Victorian-era Michigan Capitol ceilings draw new attention
Lansing — Michigan’s state Capitol is opening a new underground visitor and event center inside Heritage Hall this summer that will feature the historic building’s ceilings designs created by Christian Weidemann, according to Capitol historian and curator Valerie Marvin.
Weidemann was a Detroit artist who was the foreman for the Capitol’s decoration and painting project from 1885 to 1890, according to Marvin.
The exhibit has been under construction for two to three years and will include new orientation rooms, a conservation lab, historical exhibits and space for historical programming. It’s expected to be home to large meetings, events and functions.
Weidemann worked at the William Wright Co. and likely did the original artwork in the 19th century when it was first built, according to Marvin. The art was inspired by the Victorian artwork of the 19th and early 20th centuries, which was popular during that time.

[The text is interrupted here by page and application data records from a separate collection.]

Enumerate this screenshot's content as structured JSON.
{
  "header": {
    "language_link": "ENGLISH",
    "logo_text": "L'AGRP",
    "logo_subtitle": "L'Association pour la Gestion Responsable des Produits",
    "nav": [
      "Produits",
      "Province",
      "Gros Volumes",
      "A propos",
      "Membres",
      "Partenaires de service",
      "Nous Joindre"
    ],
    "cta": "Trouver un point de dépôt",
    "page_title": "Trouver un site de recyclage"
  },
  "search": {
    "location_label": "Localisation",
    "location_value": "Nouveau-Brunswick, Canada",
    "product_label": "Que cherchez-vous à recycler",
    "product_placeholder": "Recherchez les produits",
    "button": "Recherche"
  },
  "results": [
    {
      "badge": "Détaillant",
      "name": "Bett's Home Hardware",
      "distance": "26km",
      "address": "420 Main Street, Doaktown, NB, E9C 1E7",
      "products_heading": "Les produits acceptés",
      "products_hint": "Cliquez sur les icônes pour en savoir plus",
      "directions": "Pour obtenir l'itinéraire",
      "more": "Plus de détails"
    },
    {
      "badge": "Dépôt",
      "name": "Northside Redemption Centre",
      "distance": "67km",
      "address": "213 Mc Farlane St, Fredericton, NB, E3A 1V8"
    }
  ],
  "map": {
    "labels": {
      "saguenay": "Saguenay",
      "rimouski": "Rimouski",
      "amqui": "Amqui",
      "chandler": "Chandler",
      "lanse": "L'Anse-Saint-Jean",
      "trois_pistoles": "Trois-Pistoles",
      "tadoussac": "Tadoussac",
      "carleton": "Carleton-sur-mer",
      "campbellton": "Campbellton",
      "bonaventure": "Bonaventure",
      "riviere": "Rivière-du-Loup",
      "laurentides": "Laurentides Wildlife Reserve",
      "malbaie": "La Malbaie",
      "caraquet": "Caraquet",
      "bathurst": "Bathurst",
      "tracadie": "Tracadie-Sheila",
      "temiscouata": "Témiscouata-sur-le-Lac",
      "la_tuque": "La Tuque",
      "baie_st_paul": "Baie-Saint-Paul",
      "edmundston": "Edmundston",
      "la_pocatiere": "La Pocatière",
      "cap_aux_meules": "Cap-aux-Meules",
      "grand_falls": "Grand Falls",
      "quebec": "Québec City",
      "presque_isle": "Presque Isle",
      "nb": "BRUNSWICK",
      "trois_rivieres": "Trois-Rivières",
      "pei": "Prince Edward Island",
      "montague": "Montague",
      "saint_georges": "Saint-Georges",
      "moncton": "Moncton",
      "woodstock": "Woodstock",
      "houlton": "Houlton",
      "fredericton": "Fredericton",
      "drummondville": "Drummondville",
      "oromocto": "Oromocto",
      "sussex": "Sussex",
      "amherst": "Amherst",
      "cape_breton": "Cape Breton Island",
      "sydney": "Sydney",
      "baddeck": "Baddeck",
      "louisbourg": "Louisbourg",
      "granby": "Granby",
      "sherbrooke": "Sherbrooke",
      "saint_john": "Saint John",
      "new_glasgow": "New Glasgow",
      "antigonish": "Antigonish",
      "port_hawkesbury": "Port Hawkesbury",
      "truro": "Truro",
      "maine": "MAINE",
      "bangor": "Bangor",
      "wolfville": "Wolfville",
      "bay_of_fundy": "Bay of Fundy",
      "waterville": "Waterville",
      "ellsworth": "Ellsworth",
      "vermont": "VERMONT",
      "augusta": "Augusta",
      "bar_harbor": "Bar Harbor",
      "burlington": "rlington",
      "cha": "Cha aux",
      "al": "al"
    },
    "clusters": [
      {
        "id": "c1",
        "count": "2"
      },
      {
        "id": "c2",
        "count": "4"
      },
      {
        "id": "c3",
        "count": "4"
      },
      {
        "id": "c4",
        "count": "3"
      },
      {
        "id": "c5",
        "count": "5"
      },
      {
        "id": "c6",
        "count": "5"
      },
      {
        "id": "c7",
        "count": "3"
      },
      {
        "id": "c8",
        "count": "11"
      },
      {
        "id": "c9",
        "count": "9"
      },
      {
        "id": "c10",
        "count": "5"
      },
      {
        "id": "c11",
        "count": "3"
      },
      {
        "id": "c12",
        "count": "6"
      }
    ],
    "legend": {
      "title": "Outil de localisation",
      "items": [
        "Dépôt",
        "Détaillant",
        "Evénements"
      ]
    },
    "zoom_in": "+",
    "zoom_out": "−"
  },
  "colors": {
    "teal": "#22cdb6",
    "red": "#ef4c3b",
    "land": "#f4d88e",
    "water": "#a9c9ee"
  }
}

“The Victorians believed that beautiful surroundings would inspire people to do their best work,” Marvin said. “The Victorians would often put a lot of decoration on the ceilings, and they wanted to make your eyes go up.”
“In this period, tall buildings were hard to build, so the idea is, if our eyes are constantly going up, it makes us think the spaces are bigger than what they really are,” Marvin said.
State Capitol Commission member Bill Kandler said it’s “pretty unique and special.”
“We’ve been told that Michigan’s state Capitol has one of the finest examples of Victorian interior of any public building in the country,” Kandler said.
David Kidd, a photojournalist at Governing magazine who visited 30 state capitols over the last dozen years, saw Weidmann’s work on the Capitol’s ceilings and said it stands out to him because of the bold and bright colors that cover every surface.
Since cheaper materials were used in construction, artists painted over cast-iron columns and made them look like marble, according to Kidd. He said he’s not used to seeing every interior surface covered in paint.
“Some of the decorations are done with metallic paints, something that I have not seen at other state capitols,” Kidd said. “I am amazed at the amount of intricate detail in the hand-painted decorations that cover the ceiling.”